(Dataset rows for apps and sites)
----

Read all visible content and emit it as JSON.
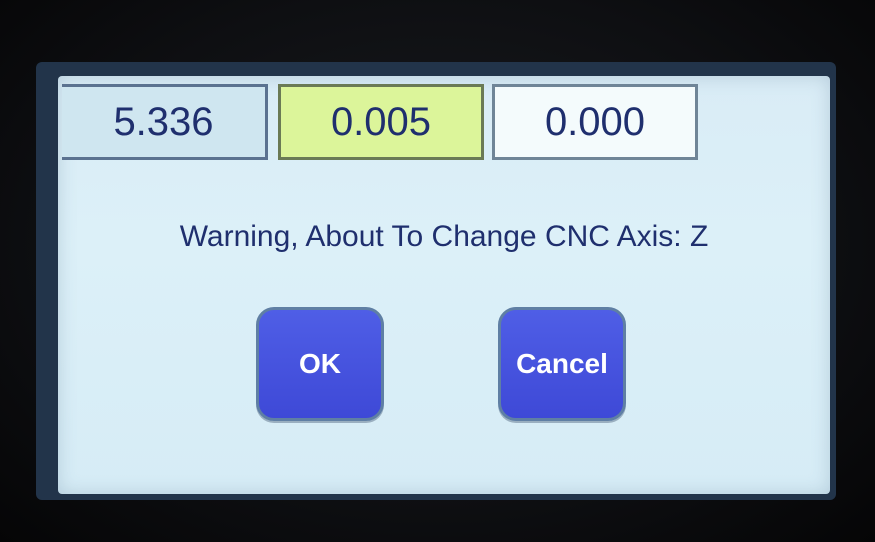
{
  "readouts": [
    {
      "value": "5.336"
    },
    {
      "value": "0.005"
    },
    {
      "value": "0.000"
    }
  ],
  "dialog": {
    "message": "Warning, About To Change CNC Axis: Z",
    "ok_label": "OK",
    "cancel_label": "Cancel"
  },
  "colors": {
    "accent_button": "#4553dd",
    "highlight_readout": "#dcf59a",
    "text": "#1f2f6e",
    "screen_background": "#d9ecf6"
  }
}
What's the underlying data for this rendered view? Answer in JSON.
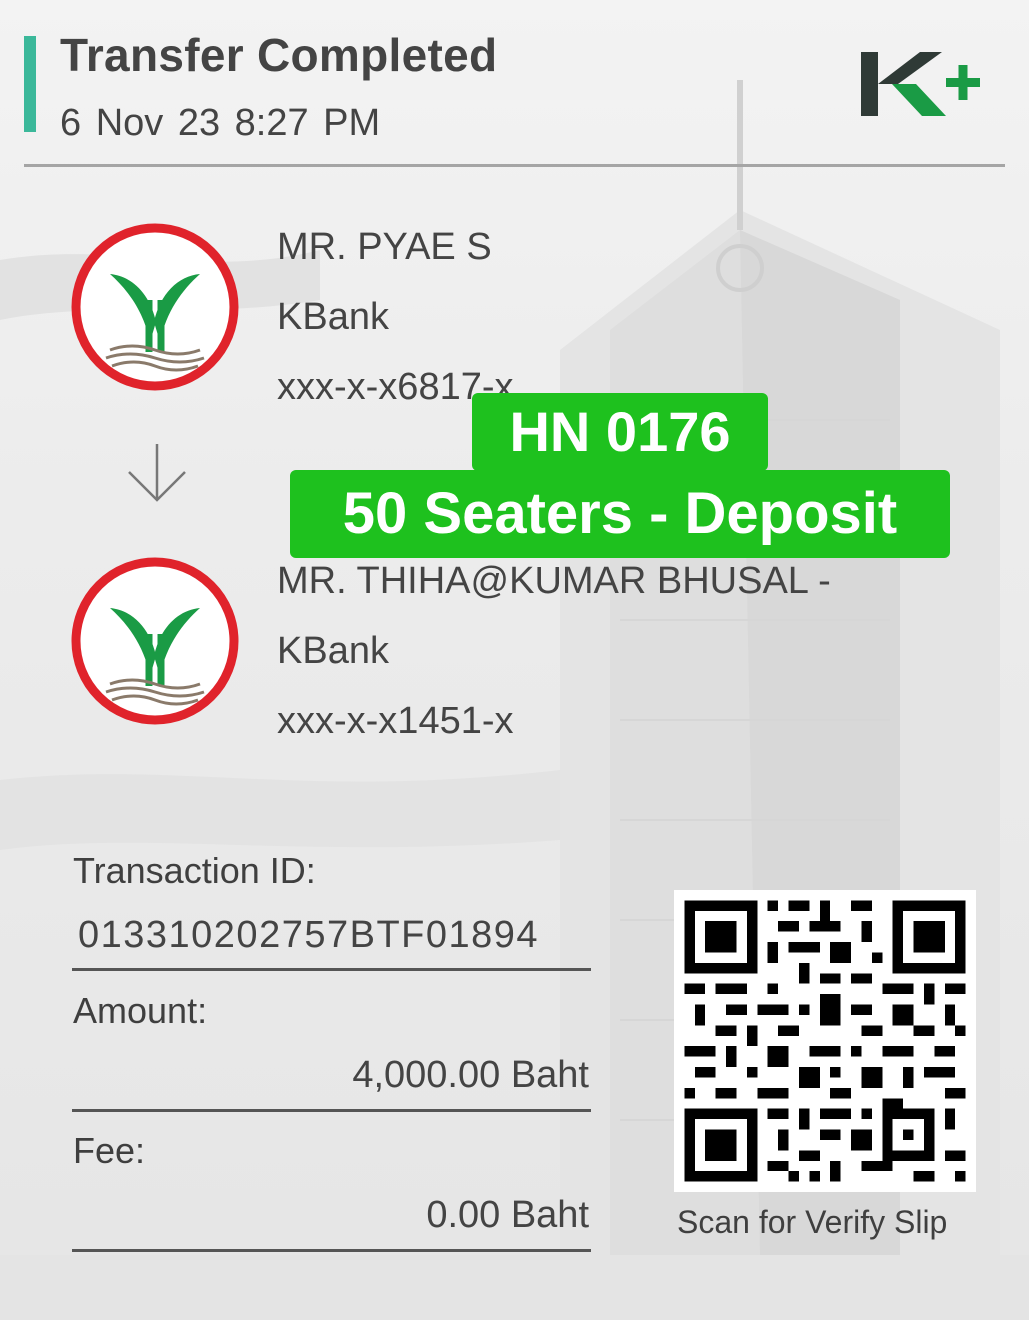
{
  "header": {
    "title": "Transfer Completed",
    "datetime": "6 Nov 23  8:27 PM",
    "logo_text": "K+"
  },
  "sender": {
    "name": "MR. PYAE S",
    "bank": "KBank",
    "account": "xxx-x-x6817-x",
    "logo_icon": "kbank-logo"
  },
  "receiver": {
    "name": "MR. THIHA@KUMAR BHUSAL -",
    "bank": "KBank",
    "account": "xxx-x-x1451-x",
    "logo_icon": "kbank-logo"
  },
  "arrow_icon": "arrow-down-icon",
  "details": {
    "transaction_id_label": "Transaction ID:",
    "transaction_id": "013310202757BTF01894",
    "amount_label": "Amount:",
    "amount": "4,000.00 Baht",
    "fee_label": "Fee:",
    "fee": "0.00 Baht"
  },
  "qr": {
    "caption": "Scan for Verify Slip"
  },
  "overlay": {
    "line1": "HN 0176",
    "line2": "50 Seaters - Deposit"
  },
  "colors": {
    "accent": "#3bb89a",
    "kbank_green": "#1a9b45",
    "kbank_red": "#e0232b",
    "overlay_green": "#1ec11e",
    "kplus_dark": "#2f3a36"
  }
}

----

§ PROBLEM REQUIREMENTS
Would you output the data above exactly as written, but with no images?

§ PROBLEM SOLUTION
Read all visible content and emit it as JSON.
{
  "readouts": [
    {
      "value": "5.336"
    },
    {
      "value": "0.005"
    },
    {
      "value": "0.000"
    }
  ],
  "dialog": {
    "message": "Warning, About To Change CNC Axis: Z",
    "ok_label": "OK",
    "cancel_label": "Cancel"
  },
  "colors": {
    "accent_button": "#4553dd",
    "highlight_readout": "#dcf59a",
    "text": "#1f2f6e",
    "screen_background": "#d9ecf6"
  }
}
What's the underlying data for this rendered view? Answer in JSON.
{
  "header": {
    "title": "Transfer Completed",
    "datetime": "6 Nov 23  8:27 PM",
    "logo_text": "K+"
  },
  "sender": {
    "name": "MR. PYAE S",
    "bank": "KBank",
    "account": "xxx-x-x6817-x",
    "logo_icon": "kbank-logo"
  },
  "receiver": {
    "name": "MR. THIHA@KUMAR BHUSAL -",
    "bank": "KBank",
    "account": "xxx-x-x1451-x",
    "logo_icon": "kbank-logo"
  },
  "arrow_icon": "arrow-down-icon",
  "details": {
    "transaction_id_label": "Transaction ID:",
    "transaction_id": "013310202757BTF01894",
    "amount_label": "Amount:",
    "amount": "4,000.00 Baht",
    "fee_label": "Fee:",
    "fee": "0.00 Baht"
  },
  "qr": {
    "caption": "Scan for Verify Slip"
  },
  "overlay": {
    "line1": "HN 0176",
    "line2": "50 Seaters - Deposit"
  },
  "colors": {
    "accent": "#3bb89a",
    "kbank_green": "#1a9b45",
    "kbank_red": "#e0232b",
    "overlay_green": "#1ec11e",
    "kplus_dark": "#2f3a36"
  }
}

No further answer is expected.